The attack took place in front of Urumqi’s largest hospital. The YouTuber adds that the medical staff from the hospital didn’t dare intervene for fear of being attacked themselves.
Images from the other two surveillance cameras
“This is a propaganda effort to rally Han opinion against Uighurs”
Erkin, member of the Paris-based association SOS-Uighurs.
Only the Chinese police have access to this kind of video archive. There has been no Internet connection in the Xinjiang province since July 5. The only ones to have access to Internet are probably high-ranking government officials or the police. It is very possible that posting these videos was a propaganda effort to try to rally Han opinion against Uighurs. It’s also a way to provide western media with footage that tarnishes the Uighur image. Once more, no images of Uighur victims have been published.
We condemn all acts of violence, no matter the ethnic origin of the victim. These images only make the inter-ethnic conflict worse.
Relations were already tense between Hans and Uighurs in the 1990s, but discrimination, mass migration, unemployment and destruction of the Uighur culture have made frustration levels boil over in the Uighur community.
China has to tackle the root causes of the violence. It must put an end to its colonialist policies, halt the Uighur deportations and massive Han migration.
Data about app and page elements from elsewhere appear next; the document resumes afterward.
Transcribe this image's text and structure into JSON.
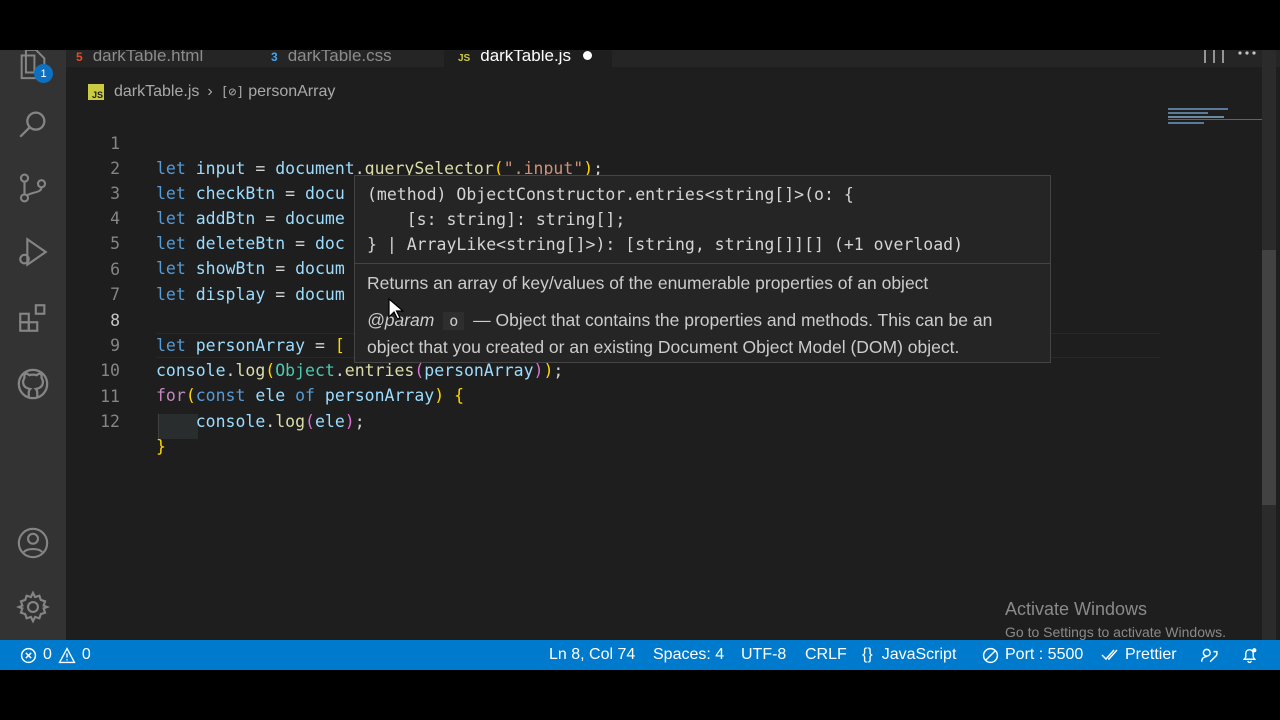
{
  "tabs": [
    {
      "icon": "html5-icon",
      "label": "darkTable.html",
      "active": false
    },
    {
      "icon": "css3-icon",
      "label": "darkTable.css",
      "active": false
    },
    {
      "icon": "js-file-icon",
      "label": "darkTable.js",
      "active": true,
      "modified": true
    }
  ],
  "activity_bar": {
    "explorer_badge": "1",
    "icons": [
      "files-icon",
      "search-icon",
      "source-control-icon",
      "run-debug-icon",
      "extensions-icon",
      "github-icon",
      "account-icon",
      "settings-gear-icon"
    ]
  },
  "breadcrumb": {
    "file_badge": "JS",
    "file": "darkTable.js",
    "symbol": "personArray"
  },
  "code_lines": [
    {
      "n": "1",
      "text": "let input = document.querySelector(\".input\");"
    },
    {
      "n": "2",
      "text": "let checkBtn = docu"
    },
    {
      "n": "3",
      "text": "let addBtn = docume"
    },
    {
      "n": "4",
      "text": "let deleteBtn = doc"
    },
    {
      "n": "5",
      "text": "let showBtn = docum"
    },
    {
      "n": "6",
      "text": "let display = docum"
    },
    {
      "n": "7",
      "text": ""
    },
    {
      "n": "8",
      "text": "let personArray = ["
    },
    {
      "n": "9",
      "text": "console.log(Object.entries(personArray));"
    },
    {
      "n": "10",
      "text": "for(const ele of personArray) {"
    },
    {
      "n": "11",
      "text": "    console.log(ele);"
    },
    {
      "n": "12",
      "text": "}"
    }
  ],
  "hover": {
    "sig_line1": "(method) ObjectConstructor.entries<string[]>(o: {",
    "sig_line2": "    [s: string]: string[];",
    "sig_line3": "} | ArrayLike<string[]>): [string, string[]][] (+1 overload)",
    "description": "Returns an array of key/values of the enumerable properties of an object",
    "param_tag": "@param",
    "param_name": "o",
    "param_desc_line1": "— Object that contains the properties and methods. This can be an",
    "param_desc_line2": "object that you created or an existing Document Object Model (DOM) object."
  },
  "watermark": {
    "title": "Activate Windows",
    "subtitle": "Go to Settings to activate Windows."
  },
  "status_bar": {
    "errors": "0",
    "warnings": "0",
    "position": "Ln 8, Col 74",
    "spaces": "Spaces: 4",
    "encoding": "UTF-8",
    "eol": "CRLF",
    "language": "JavaScript",
    "port": "Port : 5500",
    "prettier": "Prettier"
  },
  "colors": {
    "status_bar": "#007acc",
    "editor_bg": "#1e1e1e",
    "activity_bar": "#333333",
    "keyword": "#569cd6",
    "variable": "#9cdcfe",
    "function": "#dcdcaa",
    "string": "#ce9178",
    "class": "#4ec9b0"
  }
}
It must demonstrate its commitment to restoring peace and harmony, and re-open telecommunication channels in the region. "